REVIEW: Wiley Cash’s “When Ghosts Come Home” by Elizabeth Devido
Wiley Cash’s newest release, When Ghosts Come Home, as the title suggests, is a ghost story. But its ghosts are not the kind that wander gothic mansions or speak through Ouija boards. The ghosts of Cash’s literary thriller are far more frightening than a nightly spector, and far older than any haunted house.
When Ghosts Come Home follows multiple characters on the North Carolina coast, most central being police sheriff Winston Barnes, who is awoken in the night by a mysterious plane crash, and upon investigation, discovers the body of Rodney Bellamy, a local black teacher. But murder is only one thing on the sixty-year-old officer’s mind. Winston is also running a losing race for reelection against a younger, less savory candidate, with risk for a job loss that endangers his cancer-ridden wife. Along with Winston, we also follow the family of the murdered man, notably his fourteen-year-old nephew as he becomes the target of a band of Confederate-flag-waving assailants harassing the neighborhood. And rounding out the troubled cast is Winston’s adult daughter, Colleen, who has returned home following her own tragedy that has pushed her away from her spouse and back into her childhood home.
Cash’s novel is about the things that haunt us. The story’s ghosts range from the deeply personal, such as the loss of family, whether from medical tragedy or violent encounters, to the broadly social, like the country’s ingrained racist history that finds new ways of resurrecting in the modern day. The book is set in the 1980s, and yet the racial injustice that surrounds the characters feels eerily familiar to 2021, like a phantom we’ve yet to collectively exorcise.
Cash’s strength as a writer, like with all his novels, is his ability to entwine personal tragedy with thrilling action. Cash describes his novel as his “first real mystery,” but to call the novel just a murder mystery is too reductive. The question of the killer’s identity and motives keep you racing through the book’s fast-paced pages, but it’s the more intimate, personal dramas that make you care. The novel does something that not all murder mysteries do: Focus on the making and aftermath of murder, rather than the crime itself. The story acknowledges that murder often results not from the hunger of charming Hannibal Lectors or the murderous impulses of Dexter Morgans, but from a plethora of social and personal forces that exist in our culture. The murder of Rodney Bellamy is a catalyst in a community already simmering with long-seated tensions until it finally boils over. And the true horror following the crime is not the bloody bodies, but the way communities respond to such tragedies, and how the resulting fear can be weaponized against those most vulnerable in our communities.

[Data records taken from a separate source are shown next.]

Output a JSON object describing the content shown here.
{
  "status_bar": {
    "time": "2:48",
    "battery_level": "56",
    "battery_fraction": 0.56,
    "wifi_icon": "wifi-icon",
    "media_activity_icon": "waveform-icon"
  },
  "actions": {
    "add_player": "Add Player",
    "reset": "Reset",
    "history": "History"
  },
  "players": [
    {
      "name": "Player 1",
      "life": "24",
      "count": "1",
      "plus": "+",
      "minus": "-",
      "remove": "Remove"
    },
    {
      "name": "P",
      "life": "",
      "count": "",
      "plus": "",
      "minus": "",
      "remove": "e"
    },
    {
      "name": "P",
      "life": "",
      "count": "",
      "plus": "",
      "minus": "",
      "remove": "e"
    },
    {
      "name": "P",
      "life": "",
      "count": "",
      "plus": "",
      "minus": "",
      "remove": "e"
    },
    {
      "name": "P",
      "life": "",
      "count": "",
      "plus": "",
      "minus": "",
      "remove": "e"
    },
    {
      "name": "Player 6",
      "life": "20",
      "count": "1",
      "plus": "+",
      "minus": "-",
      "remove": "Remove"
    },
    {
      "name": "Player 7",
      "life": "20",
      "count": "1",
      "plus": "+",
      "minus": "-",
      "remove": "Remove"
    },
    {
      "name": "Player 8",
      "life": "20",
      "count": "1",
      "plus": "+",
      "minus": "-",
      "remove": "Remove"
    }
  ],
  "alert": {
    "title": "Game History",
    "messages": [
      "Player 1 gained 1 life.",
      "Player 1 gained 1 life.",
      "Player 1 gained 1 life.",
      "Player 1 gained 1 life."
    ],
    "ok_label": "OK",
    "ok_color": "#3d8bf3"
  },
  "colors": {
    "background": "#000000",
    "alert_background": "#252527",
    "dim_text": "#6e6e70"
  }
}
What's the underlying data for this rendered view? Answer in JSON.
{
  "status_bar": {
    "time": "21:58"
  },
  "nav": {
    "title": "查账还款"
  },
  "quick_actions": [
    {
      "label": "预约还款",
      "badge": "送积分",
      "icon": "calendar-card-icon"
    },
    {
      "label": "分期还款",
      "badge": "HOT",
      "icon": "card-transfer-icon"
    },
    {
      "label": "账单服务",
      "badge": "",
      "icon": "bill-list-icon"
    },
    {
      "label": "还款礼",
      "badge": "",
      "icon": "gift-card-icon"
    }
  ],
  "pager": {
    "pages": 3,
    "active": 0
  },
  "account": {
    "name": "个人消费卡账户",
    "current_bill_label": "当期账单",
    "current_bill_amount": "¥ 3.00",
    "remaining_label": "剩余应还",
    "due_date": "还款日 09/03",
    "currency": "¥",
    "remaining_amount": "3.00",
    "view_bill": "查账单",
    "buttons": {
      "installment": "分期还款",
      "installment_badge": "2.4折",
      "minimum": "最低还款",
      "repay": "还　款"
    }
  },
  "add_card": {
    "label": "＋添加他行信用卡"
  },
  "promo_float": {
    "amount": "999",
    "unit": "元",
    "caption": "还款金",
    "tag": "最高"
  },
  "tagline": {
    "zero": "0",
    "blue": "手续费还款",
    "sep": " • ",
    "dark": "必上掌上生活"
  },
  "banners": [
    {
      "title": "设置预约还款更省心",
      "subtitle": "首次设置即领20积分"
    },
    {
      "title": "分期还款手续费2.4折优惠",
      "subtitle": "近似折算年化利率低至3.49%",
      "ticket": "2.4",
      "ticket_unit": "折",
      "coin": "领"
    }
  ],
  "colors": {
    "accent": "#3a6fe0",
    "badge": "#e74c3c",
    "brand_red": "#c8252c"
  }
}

The central fear the novel explores is not just “who will the killer get next?” like in most murder mysteries, but “what does this murder mean for those around it?” And this emotional core is punctuated by the more personal tensions that plague our poor protagonist, as he carries a sick wife on one side and a grieving daughter on the other. Family is the beating heart of the novel, and its power comes from getting to know the ghosts that haunt those families’ homes. And the result is a story that stays with you far more than a simple who-dunnit ever could.
When Ghosts Come Home by Wiley Cash is available everywhere books are sold.